Tuesday, 16 July 2013

AC DC fans

We were looking at fans in the electric shop the other day. There were a few new DC fans. The shop shows the rating of each fan, and DC seem to consume about half the electricity. This seems a little counter-intuitive since I thought AC motors were more efficient than DC motors. I guess DC fans are more efficient because the control circuit of a DC fan will change the current electronically. The AC fan, on the other hand, is probably going to use a variable resistor, turning some of the electricity into heat, and running the AC motor at a speed where it's not so efficient. 

But surely, if you're running the AC motor at the design value, it's going to be more efficient?

All electric motors basically work with electromagnets making a rotating magnetic field. AC electric motors can be very simple.
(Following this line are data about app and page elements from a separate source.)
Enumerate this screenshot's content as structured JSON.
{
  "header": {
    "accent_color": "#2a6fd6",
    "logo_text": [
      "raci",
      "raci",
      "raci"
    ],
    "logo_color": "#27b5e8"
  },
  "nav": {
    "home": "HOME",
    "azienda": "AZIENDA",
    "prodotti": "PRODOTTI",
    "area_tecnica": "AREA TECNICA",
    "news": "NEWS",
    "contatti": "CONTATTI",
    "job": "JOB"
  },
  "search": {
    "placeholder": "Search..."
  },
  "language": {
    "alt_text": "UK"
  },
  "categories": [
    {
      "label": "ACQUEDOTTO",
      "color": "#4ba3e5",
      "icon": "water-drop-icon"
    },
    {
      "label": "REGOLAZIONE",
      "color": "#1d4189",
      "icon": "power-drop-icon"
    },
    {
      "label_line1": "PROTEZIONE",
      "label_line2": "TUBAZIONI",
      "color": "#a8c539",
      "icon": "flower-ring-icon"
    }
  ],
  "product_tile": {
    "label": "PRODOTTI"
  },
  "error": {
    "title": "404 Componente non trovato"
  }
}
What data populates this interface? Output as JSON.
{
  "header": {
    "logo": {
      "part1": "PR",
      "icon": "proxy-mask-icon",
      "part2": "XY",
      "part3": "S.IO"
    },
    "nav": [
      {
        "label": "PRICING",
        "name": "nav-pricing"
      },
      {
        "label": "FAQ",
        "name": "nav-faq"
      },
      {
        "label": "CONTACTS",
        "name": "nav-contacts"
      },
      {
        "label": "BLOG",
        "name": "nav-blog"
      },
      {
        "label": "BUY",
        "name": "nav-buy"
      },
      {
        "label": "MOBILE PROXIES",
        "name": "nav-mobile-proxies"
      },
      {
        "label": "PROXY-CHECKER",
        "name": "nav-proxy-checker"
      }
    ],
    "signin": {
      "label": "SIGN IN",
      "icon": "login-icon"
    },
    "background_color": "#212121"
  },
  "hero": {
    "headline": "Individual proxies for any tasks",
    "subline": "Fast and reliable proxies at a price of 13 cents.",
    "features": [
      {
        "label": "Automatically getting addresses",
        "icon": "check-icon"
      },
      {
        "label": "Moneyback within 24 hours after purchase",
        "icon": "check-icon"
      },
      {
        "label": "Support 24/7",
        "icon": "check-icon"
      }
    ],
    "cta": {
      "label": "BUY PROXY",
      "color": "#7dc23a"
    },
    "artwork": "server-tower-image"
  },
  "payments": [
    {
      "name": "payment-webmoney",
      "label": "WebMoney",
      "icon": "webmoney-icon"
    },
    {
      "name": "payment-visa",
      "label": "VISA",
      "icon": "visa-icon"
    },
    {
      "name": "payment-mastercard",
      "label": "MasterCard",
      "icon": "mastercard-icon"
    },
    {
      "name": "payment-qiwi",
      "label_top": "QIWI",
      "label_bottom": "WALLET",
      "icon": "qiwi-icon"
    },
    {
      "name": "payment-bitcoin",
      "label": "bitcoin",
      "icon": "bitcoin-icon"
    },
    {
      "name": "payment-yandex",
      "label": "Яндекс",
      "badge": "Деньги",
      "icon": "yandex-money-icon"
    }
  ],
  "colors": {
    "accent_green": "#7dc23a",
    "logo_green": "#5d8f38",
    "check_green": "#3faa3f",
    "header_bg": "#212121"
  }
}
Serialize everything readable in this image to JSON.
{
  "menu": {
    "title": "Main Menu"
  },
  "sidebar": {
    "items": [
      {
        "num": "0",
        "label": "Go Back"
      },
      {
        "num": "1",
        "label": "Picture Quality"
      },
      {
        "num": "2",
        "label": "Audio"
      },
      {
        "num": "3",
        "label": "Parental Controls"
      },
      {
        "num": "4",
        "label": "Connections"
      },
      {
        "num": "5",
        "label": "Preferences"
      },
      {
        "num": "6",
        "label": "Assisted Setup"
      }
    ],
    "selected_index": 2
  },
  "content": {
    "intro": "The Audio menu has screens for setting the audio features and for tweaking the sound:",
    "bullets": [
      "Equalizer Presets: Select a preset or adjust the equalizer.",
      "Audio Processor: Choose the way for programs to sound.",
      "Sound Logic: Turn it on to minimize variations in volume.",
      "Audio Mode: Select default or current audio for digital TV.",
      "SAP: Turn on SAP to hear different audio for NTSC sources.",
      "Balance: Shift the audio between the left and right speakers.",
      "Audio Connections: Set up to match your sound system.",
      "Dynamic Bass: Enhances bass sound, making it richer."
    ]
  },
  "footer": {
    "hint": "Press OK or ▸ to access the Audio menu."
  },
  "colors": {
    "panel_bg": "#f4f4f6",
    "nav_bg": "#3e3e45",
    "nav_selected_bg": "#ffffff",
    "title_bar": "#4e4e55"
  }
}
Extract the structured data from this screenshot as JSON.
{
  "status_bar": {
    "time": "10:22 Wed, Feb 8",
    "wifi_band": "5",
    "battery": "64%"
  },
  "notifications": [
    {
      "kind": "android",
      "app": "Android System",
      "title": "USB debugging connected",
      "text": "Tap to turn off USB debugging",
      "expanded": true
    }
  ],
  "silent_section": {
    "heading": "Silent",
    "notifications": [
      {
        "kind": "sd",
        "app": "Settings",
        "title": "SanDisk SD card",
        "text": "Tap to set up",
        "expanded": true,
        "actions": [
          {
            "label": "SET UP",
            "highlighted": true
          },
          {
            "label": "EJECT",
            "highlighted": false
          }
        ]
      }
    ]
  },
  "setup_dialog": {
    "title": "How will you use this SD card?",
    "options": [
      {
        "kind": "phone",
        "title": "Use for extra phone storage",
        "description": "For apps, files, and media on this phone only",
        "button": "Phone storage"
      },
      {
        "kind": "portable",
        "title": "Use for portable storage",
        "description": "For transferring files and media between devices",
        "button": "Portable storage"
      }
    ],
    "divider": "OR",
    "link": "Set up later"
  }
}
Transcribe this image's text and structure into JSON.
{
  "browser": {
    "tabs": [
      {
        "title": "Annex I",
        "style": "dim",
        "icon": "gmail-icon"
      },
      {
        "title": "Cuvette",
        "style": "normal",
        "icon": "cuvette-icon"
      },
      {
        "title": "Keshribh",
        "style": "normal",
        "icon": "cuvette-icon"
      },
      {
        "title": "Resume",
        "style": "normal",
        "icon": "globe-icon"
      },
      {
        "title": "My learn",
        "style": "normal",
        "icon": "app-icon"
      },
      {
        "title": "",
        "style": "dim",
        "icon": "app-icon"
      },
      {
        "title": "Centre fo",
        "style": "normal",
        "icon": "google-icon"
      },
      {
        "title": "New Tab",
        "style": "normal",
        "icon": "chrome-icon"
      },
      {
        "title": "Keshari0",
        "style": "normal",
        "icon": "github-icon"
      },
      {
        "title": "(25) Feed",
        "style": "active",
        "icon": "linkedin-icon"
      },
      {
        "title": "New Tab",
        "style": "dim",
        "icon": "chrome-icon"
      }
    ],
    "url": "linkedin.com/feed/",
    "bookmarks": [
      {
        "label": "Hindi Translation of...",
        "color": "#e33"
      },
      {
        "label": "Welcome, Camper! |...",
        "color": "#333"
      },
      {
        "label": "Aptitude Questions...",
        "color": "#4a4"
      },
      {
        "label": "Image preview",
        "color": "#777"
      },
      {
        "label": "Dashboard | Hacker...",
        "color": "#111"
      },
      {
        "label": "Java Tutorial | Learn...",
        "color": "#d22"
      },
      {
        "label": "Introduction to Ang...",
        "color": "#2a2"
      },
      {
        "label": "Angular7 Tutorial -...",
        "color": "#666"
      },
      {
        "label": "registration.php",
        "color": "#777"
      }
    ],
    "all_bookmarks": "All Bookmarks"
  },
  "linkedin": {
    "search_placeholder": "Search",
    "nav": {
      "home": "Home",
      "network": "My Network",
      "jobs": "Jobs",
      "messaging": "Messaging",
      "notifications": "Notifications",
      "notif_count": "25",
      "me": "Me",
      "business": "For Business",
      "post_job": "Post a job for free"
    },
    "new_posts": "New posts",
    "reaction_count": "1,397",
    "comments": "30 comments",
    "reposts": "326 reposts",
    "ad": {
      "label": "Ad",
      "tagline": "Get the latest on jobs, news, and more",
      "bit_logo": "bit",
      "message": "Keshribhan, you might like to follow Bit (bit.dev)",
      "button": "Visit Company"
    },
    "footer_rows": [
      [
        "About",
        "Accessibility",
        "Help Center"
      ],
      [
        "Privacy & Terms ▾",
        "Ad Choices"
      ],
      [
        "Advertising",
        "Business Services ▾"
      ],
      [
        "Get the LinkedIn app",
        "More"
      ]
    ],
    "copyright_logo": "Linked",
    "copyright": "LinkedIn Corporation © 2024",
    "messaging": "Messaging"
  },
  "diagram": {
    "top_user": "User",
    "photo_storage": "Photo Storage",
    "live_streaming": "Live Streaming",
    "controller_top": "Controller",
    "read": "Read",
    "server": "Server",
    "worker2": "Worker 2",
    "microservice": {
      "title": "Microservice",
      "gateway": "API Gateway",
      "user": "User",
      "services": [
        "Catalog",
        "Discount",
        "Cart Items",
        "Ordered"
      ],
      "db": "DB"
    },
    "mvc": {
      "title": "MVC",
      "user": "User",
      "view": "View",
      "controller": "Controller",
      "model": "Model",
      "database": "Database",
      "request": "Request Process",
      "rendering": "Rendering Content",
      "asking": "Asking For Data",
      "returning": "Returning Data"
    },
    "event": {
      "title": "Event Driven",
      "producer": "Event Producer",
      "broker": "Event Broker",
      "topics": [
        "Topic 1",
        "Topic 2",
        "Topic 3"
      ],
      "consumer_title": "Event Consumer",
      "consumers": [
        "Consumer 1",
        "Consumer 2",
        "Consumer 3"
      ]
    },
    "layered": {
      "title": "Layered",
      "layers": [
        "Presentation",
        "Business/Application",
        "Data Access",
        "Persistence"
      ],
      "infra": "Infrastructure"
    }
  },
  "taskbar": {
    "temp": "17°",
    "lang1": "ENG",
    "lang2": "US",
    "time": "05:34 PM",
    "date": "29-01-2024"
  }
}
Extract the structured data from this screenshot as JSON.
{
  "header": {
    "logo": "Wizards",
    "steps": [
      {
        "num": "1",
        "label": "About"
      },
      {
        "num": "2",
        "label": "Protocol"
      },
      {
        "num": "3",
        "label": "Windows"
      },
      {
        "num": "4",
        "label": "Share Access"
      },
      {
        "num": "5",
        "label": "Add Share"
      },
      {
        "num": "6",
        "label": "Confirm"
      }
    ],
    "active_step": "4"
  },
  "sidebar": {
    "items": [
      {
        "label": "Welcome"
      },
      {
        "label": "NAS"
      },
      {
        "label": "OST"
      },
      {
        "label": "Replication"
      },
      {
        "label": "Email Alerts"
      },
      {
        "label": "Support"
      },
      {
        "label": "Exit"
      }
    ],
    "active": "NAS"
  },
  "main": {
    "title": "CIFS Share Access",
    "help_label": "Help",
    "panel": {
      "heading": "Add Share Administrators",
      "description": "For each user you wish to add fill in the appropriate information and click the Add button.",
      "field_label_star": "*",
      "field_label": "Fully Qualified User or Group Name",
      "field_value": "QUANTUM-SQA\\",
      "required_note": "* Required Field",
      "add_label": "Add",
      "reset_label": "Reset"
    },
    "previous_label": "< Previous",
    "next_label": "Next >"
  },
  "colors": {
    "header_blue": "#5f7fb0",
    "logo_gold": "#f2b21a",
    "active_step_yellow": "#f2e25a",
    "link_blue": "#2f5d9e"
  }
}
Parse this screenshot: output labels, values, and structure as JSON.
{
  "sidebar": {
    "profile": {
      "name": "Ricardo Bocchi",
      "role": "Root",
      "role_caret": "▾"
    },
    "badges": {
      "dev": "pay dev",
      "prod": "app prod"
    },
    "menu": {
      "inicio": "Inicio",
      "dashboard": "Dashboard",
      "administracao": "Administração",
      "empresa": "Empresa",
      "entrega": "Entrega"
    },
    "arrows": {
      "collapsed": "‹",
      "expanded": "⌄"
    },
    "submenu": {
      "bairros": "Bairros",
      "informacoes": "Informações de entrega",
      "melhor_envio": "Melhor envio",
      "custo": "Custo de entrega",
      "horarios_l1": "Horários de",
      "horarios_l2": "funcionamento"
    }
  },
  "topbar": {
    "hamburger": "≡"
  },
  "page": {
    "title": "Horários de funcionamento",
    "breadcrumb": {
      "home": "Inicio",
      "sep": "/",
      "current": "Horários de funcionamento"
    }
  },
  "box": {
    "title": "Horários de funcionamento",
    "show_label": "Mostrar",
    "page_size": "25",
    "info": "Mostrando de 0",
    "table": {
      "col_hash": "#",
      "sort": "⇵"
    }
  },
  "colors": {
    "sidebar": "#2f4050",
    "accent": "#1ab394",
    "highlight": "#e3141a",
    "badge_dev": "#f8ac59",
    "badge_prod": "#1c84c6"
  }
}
Effectively the alternating current goes straight to an electromagnet making a rotating magnetic field.  A fixed magnet on the shaft then rotates. Depending on how well the frequency of the current synchronises with the speed of the motor will change the efficiency. 

I had a record player with a direct-drive AC motor that I brought to Japan many years ago. The UK has mains current at 50 Hz, while Japan has 60 Hz. This made my Bruce Springsteen records sound like Dolly Parton. 

I didn't use it to play heavy metal. 

Eventually I got a 60 Hz motor, then took it back to the UK where I briefly had the opposite problem, although unfortunately no Dolly Parton records. Now it's back in Japan but I'm not sure where the correct motor is.

DC motors can be brushless or with brushes. If they use brushes, the polarity of the electromagnet changes as the shaft rotates. The brushes cause friction which adds to the inefficiency.

Brushless DC motors, also called stepper motors, have the fixed magnet on the shaft, and two sets of electromagnets which are swithed on and off to create a changing magnetic field. 
Another loss of efficiency is in the resistance of the electromagnets, which will be more for DC with its constant current, rather than a current rising as the electromagnet needs more power. The electromagnets are going to be applying their full forcefield the whole time, even when their field is in the same direction as the fixed field and the power is not going to help move the shaft around. AC, on the other hand, is sinusoidal and the power will rise to the challenge of providing torque when it is most effective and most needed. The sine wave in the AC is just circular motion repeated onto the timeline, so it's going to convert easily back into rotation.

So AC motors would seem to be more efficient.

Or maybe the DC fans have AC motors in them, and an electronic inverter converts DC into AC at the optimum frequency, while the AC motors are stuck with the mains frequency.  Even then, the AC fans should be more efficient because there's no conversion from AC to DC in the power supply then back from DC to AC in the inverter.

It may just be that the DC fans aren't more efficient than the AC ones; just less powerful. Apparently they are really good at supplying a gentle breeze.

There's an interesting, but inconclusive, discussion of the efficiency difference between AC and DC in electric vehicles here.